(We added those glasses!)
A few months ago, we e-mailed a query letter to the editor of Psychology Today suggesting an article about synchronicity. We would explore some of the leading edge research on the subject, including the studies of Bernard Beitman, MD, who has suggested a new interdisciplinary field called Coincidence Studies. A couple of hours later, we noticed that we’d received a visit from Psychology Today. (The visitor’s ISP was linked to a media company which owns the magazine.) After that, nothing. No response, favorable or otherwise. Not even a form letter rejection.
So it was interesting when, barely into July, we happened to spy the August issue of Psychology Today on the newsstand with the cover story SIXTH SENSE: Premonitions, Deja Vu, Coincidences, Near-Death Experiences. As we perused the article, the author quickly assured us that all of these ‘anomalous experiences’ were simply tricks of the mind.
“We often explain such experiences using concepts related to spirits, luck, witchcraft, psychic powers, life energy, or more terrestrial (and extra terrestrial) entities. Such explanations are often more appealing, or at least more intuitive, than blaming an odd experience on a trick of the mind.”
We were also told that these experiences “may be associated with stressful circumstances, personal pathologies, or cognitive deficits.” In other words, if you experience something psychic, you might be stressed, mentally ill or just dumb!
Author Matthew Hutson, a former editor of Psychology Today, makes it clear in the first few paragraphs that this mainstream science journal was not going to dabble in any unorthodox explanations of such ‘outlier phenomena’ as synchronicity. In fact, the article avoids the term. What we call synchros, Hutson refers to as apophenia – the ability to recognize patterns. Even though he says this ability is helpful for our survival, he warns that sometimes it gets away from us.

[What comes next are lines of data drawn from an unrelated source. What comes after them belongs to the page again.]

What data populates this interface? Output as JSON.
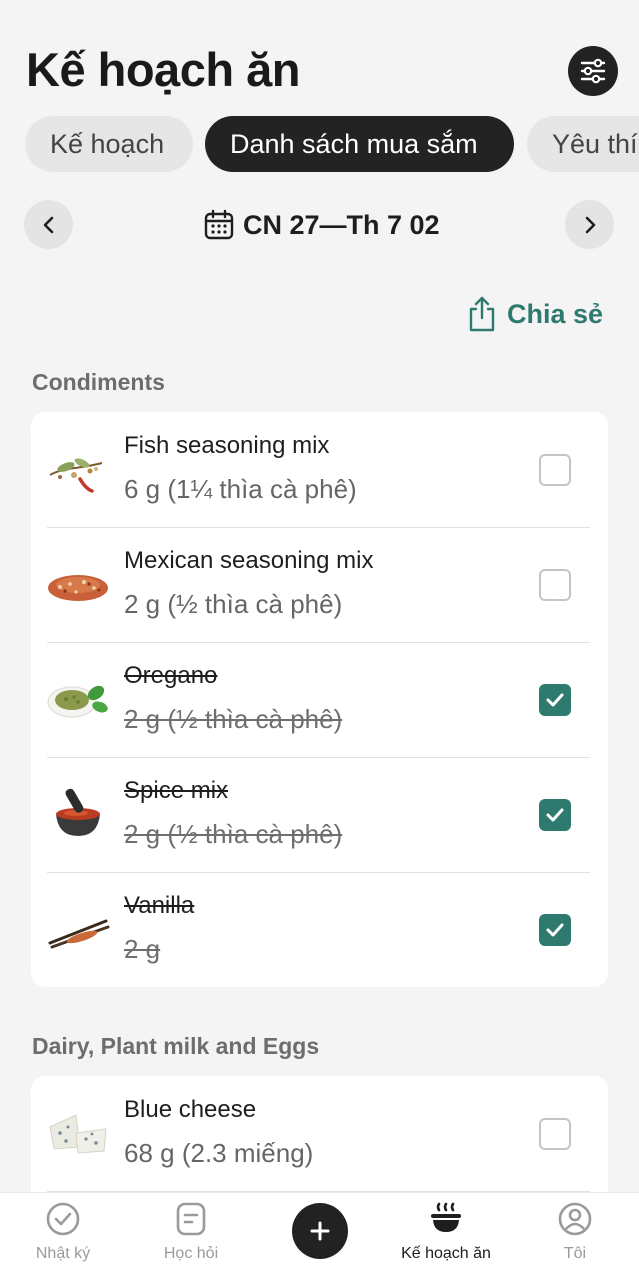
{
  "header": {
    "title": "Kế hoạch ăn",
    "filter_icon": "sliders-icon"
  },
  "tabs": [
    {
      "label": "Kế hoạch",
      "active": false
    },
    {
      "label": "Danh sách mua sắm",
      "active": true
    },
    {
      "label": "Yêu thí",
      "active": false
    }
  ],
  "date_nav": {
    "range": "CN 27—Th 7 02",
    "prev_icon": "chevron-left-icon",
    "next_icon": "chevron-right-icon",
    "calendar_icon": "calendar-icon"
  },
  "share": {
    "label": "Chia sẻ",
    "icon": "share-icon"
  },
  "accent_color": "#2f7a6e",
  "sections": [
    {
      "title": "Condiments",
      "items": [
        {
          "name": "Fish seasoning mix",
          "qty": "6 g (1¼ thìa cà phê)",
          "checked": false
        },
        {
          "name": "Mexican seasoning mix",
          "qty": "2 g (½ thìa cà phê)",
          "checked": false
        },
        {
          "name": "Oregano",
          "qty": "2 g (½ thìa cà phê)",
          "checked": true
        },
        {
          "name": "Spice mix",
          "qty": "2 g (½ thìa cà phê)",
          "checked": true
        },
        {
          "name": "Vanilla",
          "qty": "2 g",
          "checked": true
        }
      ]
    },
    {
      "title": "Dairy, Plant milk and Eggs",
      "items": [
        {
          "name": "Blue cheese",
          "qty": "68 g (2.3 miếng)",
          "checked": false
        }
      ]
    }
  ],
  "bottom_nav": [
    {
      "label": "Nhật ký",
      "icon": "check-circle-icon",
      "active": false
    },
    {
      "label": "Học hỏi",
      "icon": "note-icon",
      "active": false
    },
    {
      "label": "",
      "icon": "plus-icon",
      "active": false
    },
    {
      "label": "Kế hoạch ăn",
      "icon": "bowl-icon",
      "active": true
    },
    {
      "label": "Tôi",
      "icon": "user-icon",
      "active": false
    }
  ]
}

He uses the example of Mark David Chapman who, before killing John Lennon, noted 50 connections between Holden Caulfield’s time in New York City in The Catcher in the Rye and his own life. Hutson suggests that overactive dopamine transmissions help us find meaningful coincidences in things. It’s also called schizophrenia.
Thankfully, he concedes that these experiences also might be ‘healthy inventions’ of the brain, which is often busy searching for patterns. What sends some people into mental illness can lead others to be creative and insightful.
But he quickly returns to mental dysfunction when he notes there is a significant correlation between belief in the paranormal and in conspiracies. “A key trait that predicts a belief in conspiracy theories is paranoia.”
The article continues with a lot of generalizing about ‘magical thinking’ and the usual attempts by mainstream science to explain away telepathy, precognition, and remote viewing, as well as near-death experiences, and spirit contact. It’s nothing new, just more of the same rigid thinking on these subjects that mainstream science has generated decade after decade while ignoring hundreds of studies to the contrary by so-called ‘fringe’ scientists. If there’s any crack in the dam here, it’s a grudging recognition that noticing patterns, i.e. synchros, might be a healthy pre-occupation.
Hutson, though, seems most comfortable writing about pathologies related to paranormal beliefs and struggles a bit in presenting the concept that exploring psychic experiences has a healthy psychological benefit for many people.
“People high in sensation-seeking–those who search for novelty and exciting stimuli–also report more paranormal beliefs and experiences. Perhaps they’re drawn to the idea of a world inhabited by mysterious forces. So, being a pattern-finding sensation-seeker means you’re more likely to experience odd coincidences in the first place, and then more likely to entertain unconventional explanations for them. A one-two punch.”
When he refers to coincidence, Hutson turns a bit cynical. “Research shows that we find coincidences involving ourselves much more surprising than identical coincidences involving others, because we feel we’re somehow special. (Yes, I know, you really are special.)”
Bottom line: when it comes to dealing with anomalous experiences, Hutson assures us it’s all in our heads, tricks of the brain. Think you’ve seen a ghost? Think again. “Once you have it in your head that you might see or hear something, your brain is often happy to oblige by presenting a hallucination, especially when you’re tired or scared.” That may be true, but is that always the case, 100% of the time? Hutson implies over and over that it is, which places him squarely in the rear guard of psychic exploration. It’s hard to investigate a subject fairly if you don’t believe it exists.
While pursuing these experiences might be healthy in small doses, Hutson concludes that two thirds of the population is either misguided or mentally challenged when it comes to understanding the source of such phenomena, and some of us are downright crazy.
We probably would’ve reviewed this article even if we hadn’t queried the journal on the same subject with a different approach. But that gave us an added incentive. We saw a pattern, a connection, one that even extended to Hutson’s own work. He published a book this year about coincidence and the paranormal, and called it: The 7 Laws of Magical Thinking. Hmm, sounds like the mainstream science response to The 7 Secrets of Synchronicity.
Or maybe we’re just seeing things.